(Page and application data records)
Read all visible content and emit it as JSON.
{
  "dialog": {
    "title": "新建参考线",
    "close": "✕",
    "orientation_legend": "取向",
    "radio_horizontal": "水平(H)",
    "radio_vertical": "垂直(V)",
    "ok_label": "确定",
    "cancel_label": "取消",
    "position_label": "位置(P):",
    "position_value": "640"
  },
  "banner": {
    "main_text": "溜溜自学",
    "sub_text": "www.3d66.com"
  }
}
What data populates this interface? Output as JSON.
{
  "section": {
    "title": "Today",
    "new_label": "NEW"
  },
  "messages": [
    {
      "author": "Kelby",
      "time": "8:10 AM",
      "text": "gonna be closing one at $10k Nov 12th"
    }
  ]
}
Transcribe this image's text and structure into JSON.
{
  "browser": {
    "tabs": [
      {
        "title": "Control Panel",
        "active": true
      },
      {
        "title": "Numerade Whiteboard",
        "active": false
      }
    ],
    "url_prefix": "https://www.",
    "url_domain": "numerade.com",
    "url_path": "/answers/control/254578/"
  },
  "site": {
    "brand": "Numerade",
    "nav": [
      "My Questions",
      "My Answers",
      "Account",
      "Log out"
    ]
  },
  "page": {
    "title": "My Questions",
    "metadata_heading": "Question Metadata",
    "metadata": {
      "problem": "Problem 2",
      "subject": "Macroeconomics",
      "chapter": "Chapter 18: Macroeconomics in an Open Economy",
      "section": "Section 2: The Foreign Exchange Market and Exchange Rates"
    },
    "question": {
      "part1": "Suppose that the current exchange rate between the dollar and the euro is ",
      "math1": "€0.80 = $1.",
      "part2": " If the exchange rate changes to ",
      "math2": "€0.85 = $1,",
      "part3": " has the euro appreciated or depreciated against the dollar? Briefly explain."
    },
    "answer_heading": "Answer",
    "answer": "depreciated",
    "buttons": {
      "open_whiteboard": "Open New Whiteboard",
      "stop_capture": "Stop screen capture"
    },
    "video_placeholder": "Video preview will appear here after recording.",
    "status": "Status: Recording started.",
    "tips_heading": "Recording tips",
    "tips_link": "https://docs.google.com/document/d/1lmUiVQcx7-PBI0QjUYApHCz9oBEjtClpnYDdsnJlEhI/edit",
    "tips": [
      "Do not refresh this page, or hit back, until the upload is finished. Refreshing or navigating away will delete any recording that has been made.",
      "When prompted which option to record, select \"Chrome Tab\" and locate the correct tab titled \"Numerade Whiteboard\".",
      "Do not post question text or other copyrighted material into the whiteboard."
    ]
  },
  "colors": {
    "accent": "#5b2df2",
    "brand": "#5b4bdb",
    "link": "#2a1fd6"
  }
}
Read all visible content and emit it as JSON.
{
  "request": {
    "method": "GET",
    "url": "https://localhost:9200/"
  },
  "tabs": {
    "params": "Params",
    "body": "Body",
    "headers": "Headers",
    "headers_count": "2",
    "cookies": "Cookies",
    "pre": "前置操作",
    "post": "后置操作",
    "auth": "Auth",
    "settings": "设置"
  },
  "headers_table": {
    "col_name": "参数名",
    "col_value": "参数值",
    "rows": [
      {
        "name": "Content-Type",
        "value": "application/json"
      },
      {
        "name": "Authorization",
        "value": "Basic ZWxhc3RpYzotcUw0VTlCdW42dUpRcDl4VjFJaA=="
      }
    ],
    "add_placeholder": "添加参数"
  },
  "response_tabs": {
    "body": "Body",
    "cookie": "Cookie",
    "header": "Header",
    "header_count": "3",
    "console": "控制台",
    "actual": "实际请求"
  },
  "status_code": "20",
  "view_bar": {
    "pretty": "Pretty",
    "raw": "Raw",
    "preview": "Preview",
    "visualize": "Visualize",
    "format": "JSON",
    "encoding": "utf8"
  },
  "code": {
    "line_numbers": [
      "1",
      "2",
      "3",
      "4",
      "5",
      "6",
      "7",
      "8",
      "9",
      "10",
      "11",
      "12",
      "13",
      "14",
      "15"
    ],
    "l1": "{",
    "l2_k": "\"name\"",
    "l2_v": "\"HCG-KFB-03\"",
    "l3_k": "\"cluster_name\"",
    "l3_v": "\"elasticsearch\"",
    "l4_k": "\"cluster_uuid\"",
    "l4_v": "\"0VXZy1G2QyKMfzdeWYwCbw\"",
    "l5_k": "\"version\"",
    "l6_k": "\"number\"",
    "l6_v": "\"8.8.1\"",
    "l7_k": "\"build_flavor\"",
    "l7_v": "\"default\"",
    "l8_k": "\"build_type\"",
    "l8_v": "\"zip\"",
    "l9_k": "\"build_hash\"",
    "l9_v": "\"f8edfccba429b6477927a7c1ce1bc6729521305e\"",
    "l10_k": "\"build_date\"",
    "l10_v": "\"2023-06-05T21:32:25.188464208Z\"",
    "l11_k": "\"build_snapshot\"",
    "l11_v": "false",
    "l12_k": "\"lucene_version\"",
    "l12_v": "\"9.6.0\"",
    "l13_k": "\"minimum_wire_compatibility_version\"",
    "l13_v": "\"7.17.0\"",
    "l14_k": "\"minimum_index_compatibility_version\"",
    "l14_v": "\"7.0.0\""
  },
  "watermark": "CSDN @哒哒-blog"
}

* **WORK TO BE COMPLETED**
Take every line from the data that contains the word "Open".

* **YOUR RESPONSE**
      "chapter": "Chapter 18: Macroeconomics in an Open Economy",
      "open_whiteboard": "Open New Whiteboard",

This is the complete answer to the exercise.